Nik Hafermaas
7 years ago

Big shout out to John P Steele who built our beloved Speedster: http://www.jps-motorsports.com/

Pedro Campuzano
Pedro Campuzano
7 years ago

My wife and I are adament that our son and two daughters learn how to drive stick, and that their first cars be manuals. Our son learned in a 78 320i, our daughters will soon have their turn. They really learn how to communicate with the car and it also keeps their hands busy, can’t text and shift. Great story and lucky girl.

Gaston Donetch
Gaston Donetch
7 years ago

great story! i remember my father teaching me to drive stick in his 308 gtb. my first car was a 1972 2002ti that i still own for sunday drives. it really helps to learn the old way…

Paul Cox
Paul Cox
7 years ago

That’s great. Learn how to use a manual box, double de-clutch, deal with an engine when cold and nurse it as it gradually warms. Maybe even use a manual choke (although probably not on this vehicle), learn how to use the gears to extract the best out of an engine with possibly not that much power. Feel the road, anticipate what’s coming, continually correct steering input, but not too much, deal with oversteer and understeer, think about things, look ahead, real driving is a visceral experience. So much of the real skill is lost in modern cars. Would I want to drive an old car every day now? No way, we have so much to be thankful for in the modern vehicle and the safety features that go with them. If you need to cover mileage quickly, safely, comfortably and economically, a modern car is a no brainer. But to revisit the past in your weekend classic driver on a sunny day; great, nothing beats it.
Good luck to her, she will benefit so much.

Robert Parker
Robert Parker
7 years ago

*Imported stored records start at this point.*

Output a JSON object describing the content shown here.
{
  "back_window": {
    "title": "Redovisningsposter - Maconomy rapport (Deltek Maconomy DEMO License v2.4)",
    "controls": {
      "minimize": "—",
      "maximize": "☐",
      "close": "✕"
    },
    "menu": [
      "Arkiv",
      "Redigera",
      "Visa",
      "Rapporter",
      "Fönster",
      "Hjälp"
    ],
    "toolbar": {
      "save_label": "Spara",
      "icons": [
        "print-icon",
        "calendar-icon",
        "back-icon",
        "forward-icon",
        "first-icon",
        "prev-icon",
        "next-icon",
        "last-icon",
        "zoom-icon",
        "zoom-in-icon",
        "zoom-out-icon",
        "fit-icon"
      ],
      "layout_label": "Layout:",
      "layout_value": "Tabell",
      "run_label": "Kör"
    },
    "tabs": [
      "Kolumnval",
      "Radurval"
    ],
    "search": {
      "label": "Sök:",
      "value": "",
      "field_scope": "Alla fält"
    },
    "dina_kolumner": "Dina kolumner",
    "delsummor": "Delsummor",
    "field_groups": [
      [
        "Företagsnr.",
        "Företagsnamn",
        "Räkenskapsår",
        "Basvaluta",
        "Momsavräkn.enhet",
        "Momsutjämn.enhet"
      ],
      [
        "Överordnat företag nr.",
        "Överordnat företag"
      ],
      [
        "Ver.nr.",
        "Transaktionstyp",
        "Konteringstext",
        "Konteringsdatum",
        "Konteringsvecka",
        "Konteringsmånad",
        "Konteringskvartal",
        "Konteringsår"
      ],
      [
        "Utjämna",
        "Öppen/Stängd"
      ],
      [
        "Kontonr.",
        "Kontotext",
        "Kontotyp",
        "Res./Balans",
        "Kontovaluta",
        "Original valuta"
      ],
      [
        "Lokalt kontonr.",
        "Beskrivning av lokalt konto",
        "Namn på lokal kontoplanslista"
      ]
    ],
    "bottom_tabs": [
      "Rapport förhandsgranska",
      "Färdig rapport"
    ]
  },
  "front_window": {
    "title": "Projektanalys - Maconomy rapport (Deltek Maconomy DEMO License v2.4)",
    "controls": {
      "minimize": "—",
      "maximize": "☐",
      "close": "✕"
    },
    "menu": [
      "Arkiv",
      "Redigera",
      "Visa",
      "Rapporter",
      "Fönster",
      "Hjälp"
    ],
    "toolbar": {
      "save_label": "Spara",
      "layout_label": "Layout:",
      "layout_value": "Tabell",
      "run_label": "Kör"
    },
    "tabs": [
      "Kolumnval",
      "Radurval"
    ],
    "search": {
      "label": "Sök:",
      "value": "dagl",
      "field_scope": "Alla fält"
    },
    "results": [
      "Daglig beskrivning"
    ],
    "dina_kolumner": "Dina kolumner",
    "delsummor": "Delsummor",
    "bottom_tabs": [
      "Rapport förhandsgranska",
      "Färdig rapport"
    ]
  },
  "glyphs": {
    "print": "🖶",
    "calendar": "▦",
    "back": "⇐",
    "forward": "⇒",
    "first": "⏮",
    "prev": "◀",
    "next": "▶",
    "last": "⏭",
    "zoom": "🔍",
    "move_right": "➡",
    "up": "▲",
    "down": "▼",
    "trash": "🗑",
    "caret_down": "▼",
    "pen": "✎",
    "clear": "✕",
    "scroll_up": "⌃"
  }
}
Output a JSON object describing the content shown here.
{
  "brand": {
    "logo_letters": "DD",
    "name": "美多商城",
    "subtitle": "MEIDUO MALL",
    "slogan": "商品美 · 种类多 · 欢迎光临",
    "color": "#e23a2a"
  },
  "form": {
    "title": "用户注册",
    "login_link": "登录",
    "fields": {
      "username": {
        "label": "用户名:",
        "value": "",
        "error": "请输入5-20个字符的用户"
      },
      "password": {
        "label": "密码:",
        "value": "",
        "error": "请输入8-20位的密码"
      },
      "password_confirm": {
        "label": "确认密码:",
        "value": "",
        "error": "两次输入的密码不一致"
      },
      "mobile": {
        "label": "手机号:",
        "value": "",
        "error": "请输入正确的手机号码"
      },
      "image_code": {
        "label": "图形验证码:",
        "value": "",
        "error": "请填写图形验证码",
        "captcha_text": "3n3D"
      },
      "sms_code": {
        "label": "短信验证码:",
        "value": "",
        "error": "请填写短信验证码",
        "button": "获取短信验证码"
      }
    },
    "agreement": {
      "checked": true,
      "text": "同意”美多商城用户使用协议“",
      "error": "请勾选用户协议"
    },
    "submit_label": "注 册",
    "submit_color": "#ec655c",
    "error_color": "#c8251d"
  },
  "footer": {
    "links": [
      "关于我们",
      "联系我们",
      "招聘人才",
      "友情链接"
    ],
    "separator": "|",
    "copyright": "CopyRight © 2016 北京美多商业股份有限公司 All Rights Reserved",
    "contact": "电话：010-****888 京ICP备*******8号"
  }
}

My son drove my 1996 Volkswagen Harlequin Golf as the first car after passing his written permit test. Later put him a 83 rabbit to get the clutch training.